Q: Does a professional truck driver really need a legal plan?
A: Absolutely yes, more than any group of citizens in the country today. Only CDL drivers lose their ability to make a living over a couple of CDL tickets. Truck drivers are targeted by enforcement agencies and held to a completely different standard than other drivers. Now that all POV violations count against a driver's MVR, the accessible services of an experienced transportation attorney are an absolute must for a career driver.
Drivers Legal Plan® was designed by truckers in 1991 to make the highest quality legal representation affordable to the common driver. It is a true National Law Firm, completely dedicated to CDL defense, whose incredible experience and success actually put the odds back in the driver's favor.
The Cost is so Small; The Protection is so Vital:
If a driver needs legal representation to help save his job and protect his ability to make a living, he can now afford the best.
This program is available to drivers on a credit card or bank draft basis for only $13.50 per month. The driver may also choose to enroll in the Plan for 6 months or one year by pre-paying $80 or $150, respectively. Team drivers require separate plans. That is only 43 cents a day to protect your driving career.
Can truck drivers be sued for causing an accident?
Yes, truck drivers can be held legally responsible and sued if they are found to be at fault for causing an accident. Liability might stem from negligent behaviors, such as distracted driving, fatigue, driving under the influence, or violations of safety regulations. Additionally, it's not uncommon for the trucking company employing the driver or the owner of the truck to be named in the lawsuit, especially if poor maintenance, inadequate training, or pressure to violate hours-of-service regulations contributed to the accident.
Does OSHA have jurisdiction over truck drivers?
While the Occupational Safety and Health Administration (OSHA) is responsible for ensuring safe and healthful working conditions, its jurisdiction over truck drivers is limited. The primary regulatory body for the trucking industry in the U.S. is the Federal Motor Carrier Safety Administration (FMCSA), which oversees safety regulations and standards for commercial motor vehicles. However, OSHA might have jurisdiction in situations related to the general working conditions of truck drivers, such as exposure to hazardous materials or safety issues at a loading dock.
Why are CDL rules so strict?

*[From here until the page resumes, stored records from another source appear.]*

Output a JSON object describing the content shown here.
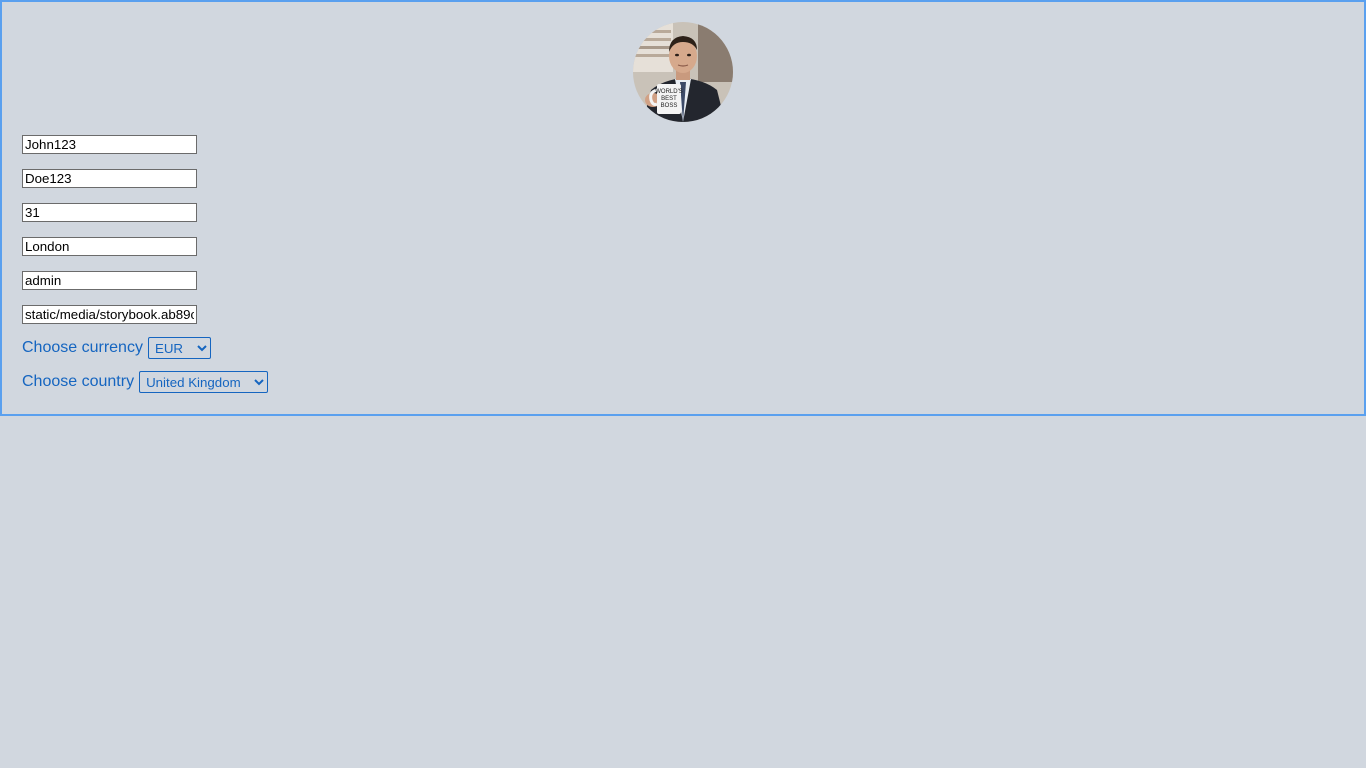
{
  "profile": {
    "avatar_icon": "profile-photo-worlds-best-boss-mug",
    "mug_text": [
      "WORLD'S",
      "BEST",
      "BOSS"
    ]
  },
  "fields": {
    "first_name": "John123",
    "last_name": "Doe123",
    "age": "31",
    "city": "London",
    "role": "admin",
    "image_path": "static/media/storybook.ab89c"
  },
  "currency": {
    "label": "Choose currency",
    "selected": "EUR"
  },
  "country": {
    "label": "Choose country",
    "selected": "United Kingdom"
  },
  "colors": {
    "background": "#d1d7df",
    "border_accent": "#5aa0ef",
    "label_text": "#1565c0"
  }
}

CDL rules are stringent because of the inherent risks associated with operating large and potentially hazardous vehicles on public roads. Commercial vehicles, like semi-trucks, can weigh up to 80,000 pounds and have the potential to cause significant damage and loss of life in the event of an accident. Strict regulations help ensure that CDL holders possess the necessary skills, knowledge, and professionalism to operate these vehicles safely. Furthermore, the rules aim to protect not only the drivers themselves but also other road users, pedestrians, and the surrounding environment.